Michael felt the blood flow back to his fingers on realising it was a man.
He frantically tried to compute a description.
One glance was all he needed and it’d be as good as any photograph.
Balding, late thirties maybe.
The figure re-cloaked his hood, leaving a fading clack as he pounded the pavement and disappeared into the night.
It could have been a moustache, he thought.
His front door banged open as his Mum ran across towards the shop window and figure now inspecting the damage.
“Brian!” she yelled.
The lights came on revealing the ginger hair of Michael’s dad, peering out from where the word ‘Hovis’ used to be painted.
Micahel heard Janine spinning the phone dial.
“Police”, she pleaded,
“You have to come now”.
Michael leaned over the banister to hear the voices from the front room.
Two of the police were wearing suits and there were ones in uniform parked outside the shop in two cars and a van.
His dad smiled as he climbed the stairs.
His left hand was wrapped in a bandage held together with a giant safety pin.
“I saw it, Dad”.
His dad rotated his injured hand and then extended it to let Michael touch the fresh wound on his knuckle.
“They’ll get him, son. They won’t let him go this time”.
“Why are you not at work?”
“Mum thought it best, I have a night off”.
He placed his bandaged hand on Michael’s shoulder, and held up a clear plastic bag containing a red woolen glove,
“Is this the one you lost?”
Michael’s heart thumped against his pyjama top as he scanned the contents,
“I must’ve dropped it”, he said.
“Ok my mate.
The Policeman found it inside the shop and wanted to know whose it was”.
Michael waited for the sound of the living room door to close, then crept downstairs.

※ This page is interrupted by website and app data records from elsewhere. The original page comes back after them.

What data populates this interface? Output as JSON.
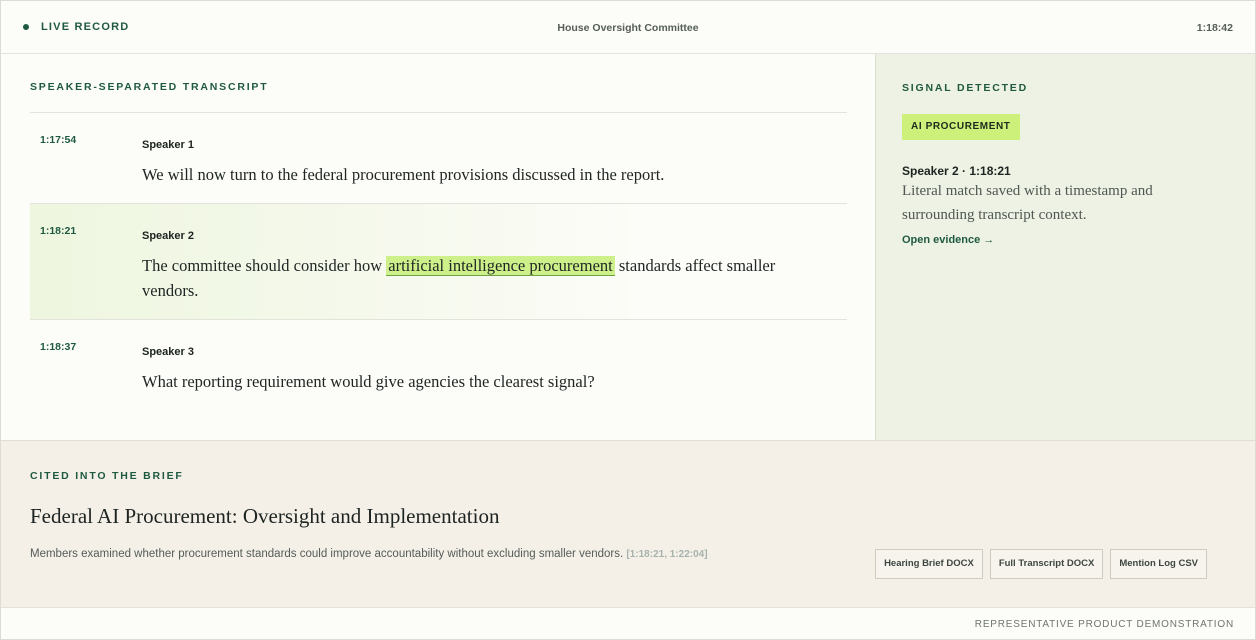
{
  "topbar": {
    "live_label": "LIVE RECORD",
    "committee": "House Oversight Committee",
    "clock": "1:18:42",
    "live_dot_color": "#1f5a40"
  },
  "transcript": {
    "section_label": "SPEAKER-SEPARATED TRANSCRIPT",
    "rows": [
      {
        "timestamp": "1:17:54",
        "speaker": "Speaker 1",
        "text": "We will now turn to the federal procurement provisions discussed in the report."
      },
      {
        "timestamp": "1:18:21",
        "speaker": "Speaker 2",
        "text_before": "The committee should consider how ",
        "highlight": "artificial intelligence procurement",
        "text_after": " standards affect smaller vendors.",
        "highlighted": true
      },
      {
        "timestamp": "1:18:37",
        "speaker": "Speaker 3",
        "text": "What reporting requirement would give agencies the clearest signal?"
      }
    ]
  },
  "signal": {
    "section_label": "SIGNAL DETECTED",
    "tag": "AI PROCUREMENT",
    "speaker_time": "Speaker 2 · 1:18:21",
    "description": "Literal match saved with a timestamp and surrounding transcript context.",
    "link": "Open evidence →",
    "tag_color": "#cdf07a"
  },
  "brief": {
    "section_label": "CITED INTO THE BRIEF",
    "title": "Federal AI Procurement: Oversight and Implementation",
    "summary": "Members examined whether procurement standards could improve accountability without excluding smaller vendors.",
    "citation": "[1:18:21, 1:22:04]",
    "downloads": [
      "Hearing Brief DOCX",
      "Full Transcript DOCX",
      "Mention Log CSV"
    ]
  },
  "footer": {
    "text": "REPRESENTATIVE PRODUCT DEMONSTRATION"
  }
}
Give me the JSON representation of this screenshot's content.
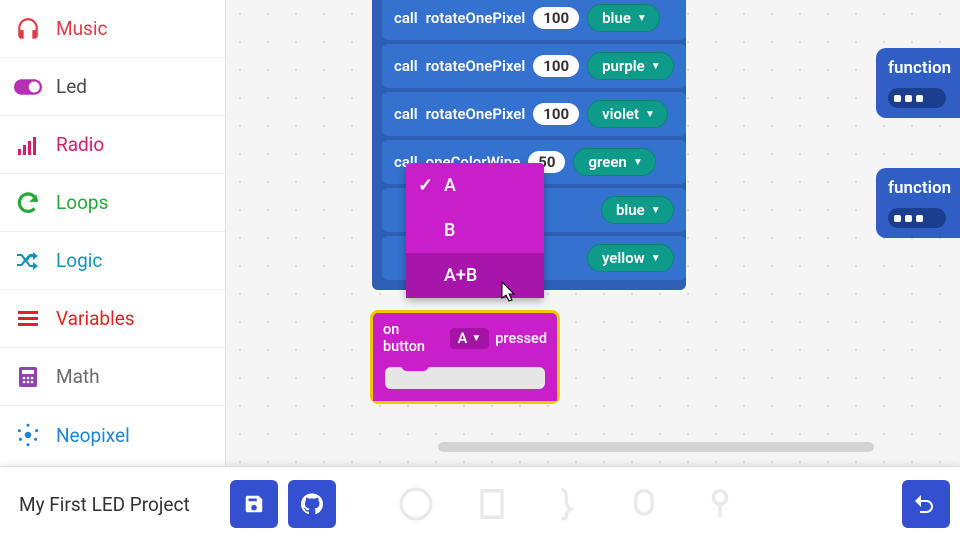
{
  "sidebar": {
    "items": [
      {
        "label": "Music",
        "color": "#e63946"
      },
      {
        "label": "Led",
        "color": "#4a4a4a"
      },
      {
        "label": "Radio",
        "color": "#d11f6b"
      },
      {
        "label": "Loops",
        "color": "#2aa63a"
      },
      {
        "label": "Logic",
        "color": "#1893b6"
      },
      {
        "label": "Variables",
        "color": "#e02222"
      },
      {
        "label": "Math",
        "color": "#6a6a6a"
      },
      {
        "label": "Neopixel",
        "color": "#1c84d6"
      }
    ]
  },
  "stack": {
    "call_label_prefix": "call",
    "blocks": [
      {
        "fn": "rotateOnePixel",
        "arg": "100",
        "color": "blue"
      },
      {
        "fn": "rotateOnePixel",
        "arg": "100",
        "color": "purple"
      },
      {
        "fn": "rotateOnePixel",
        "arg": "100",
        "color": "violet"
      },
      {
        "fn": "oneColorWipe",
        "arg": "50",
        "color": "green"
      },
      {
        "fn": "",
        "arg": "",
        "color": "blue"
      },
      {
        "fn": "",
        "arg": "",
        "color": "yellow"
      }
    ]
  },
  "dropdown": {
    "options": [
      {
        "label": "A",
        "selected": true,
        "hovered": false
      },
      {
        "label": "B",
        "selected": false,
        "hovered": false
      },
      {
        "label": "A+B",
        "selected": false,
        "hovered": true
      }
    ]
  },
  "event_block": {
    "prefix": "on button",
    "value": "A",
    "suffix": "pressed"
  },
  "fn_blocks": {
    "label": "function"
  },
  "bottom_bar": {
    "project_name": "My First LED Project"
  }
}
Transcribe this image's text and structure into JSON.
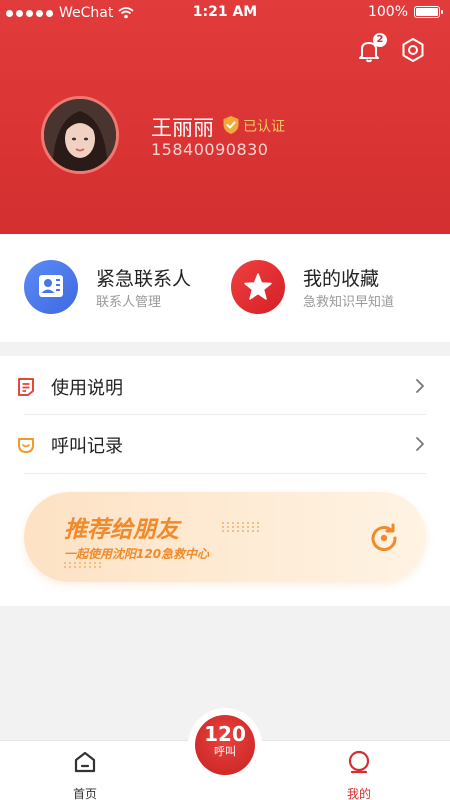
{
  "status_bar": {
    "carrier": "WeChat",
    "time": "1:21 AM",
    "battery": "100%"
  },
  "header": {
    "notification_count": "2",
    "user": {
      "name": "王丽丽",
      "verified_label": "已认证",
      "phone": "15840090830"
    }
  },
  "shortcuts": [
    {
      "title": "紧急联系人",
      "subtitle": "联系人管理",
      "icon": "contact-card-icon",
      "color": "#4a76ea"
    },
    {
      "title": "我的收藏",
      "subtitle": "急救知识早知道",
      "icon": "star-icon",
      "color": "#e52a2e"
    }
  ],
  "menu": {
    "items": [
      {
        "label": "使用说明",
        "icon": "document-icon"
      },
      {
        "label": "呼叫记录",
        "icon": "call-record-icon"
      }
    ]
  },
  "banner": {
    "title": "推荐给朋友",
    "subtitle": "一起使用沈阳120急救中心",
    "icon": "share-refresh-icon"
  },
  "tabbar": {
    "home_label": "首页",
    "call": {
      "number": "120",
      "label": "呼叫"
    },
    "mine_label": "我的",
    "active_color": "#d42f30"
  }
}
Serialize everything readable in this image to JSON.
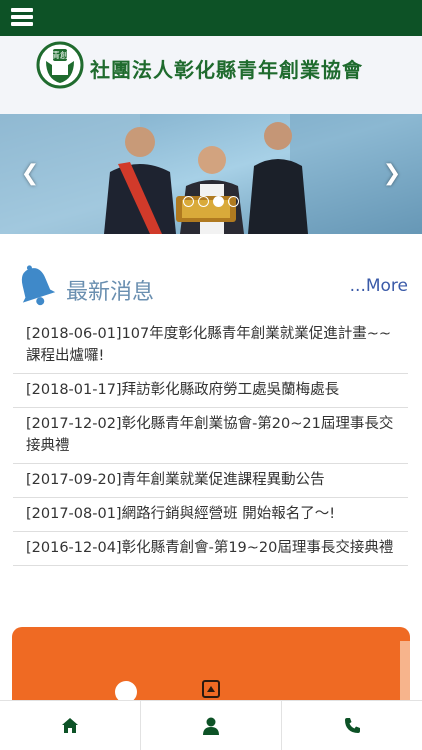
{
  "header": {
    "org_name": "社團法人彰化縣青年創業協會",
    "logo_text": "青創"
  },
  "banner": {
    "prev_icon": "chevron-left-icon",
    "next_icon": "chevron-right-icon",
    "dots": 4,
    "active_dot": 2
  },
  "news": {
    "title": "最新消息",
    "more_label": "...More",
    "items": [
      "[2018-06-01]107年度彰化縣青年創業就業促進計畫~~課程出爐囉!",
      "[2018-01-17]拜訪彰化縣政府勞工處吳蘭梅處長",
      "[2017-12-02]彰化縣青年創業協會-第20~21屆理事長交接典禮",
      "[2017-09-20]青年創業就業促進課程異動公告",
      "[2017-08-01]網路行銷與經營班 開始報名了～!",
      "[2016-12-04]彰化縣青創會-第19~20屆理事長交接典禮"
    ]
  },
  "bottom_nav": {
    "icons": [
      "home-icon",
      "user-icon",
      "phone-icon"
    ]
  },
  "colors": {
    "topbar": "#0d5226",
    "brand_green": "#1f6b2e",
    "news_title": "#6a8fb0",
    "more_link": "#3a5aa8",
    "card": "#ef6a23",
    "nav_icon": "#0d5226"
  }
}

He reached out to the front doorstep and then returned to his bedroom, before making sure his door was fully closed.
He opened the curtains, carefully placing each of the empty milk bottles he’d smuggled upstairs in a neat row along his window ledge, flush against the glass before forcing his eyes closed in the darkness.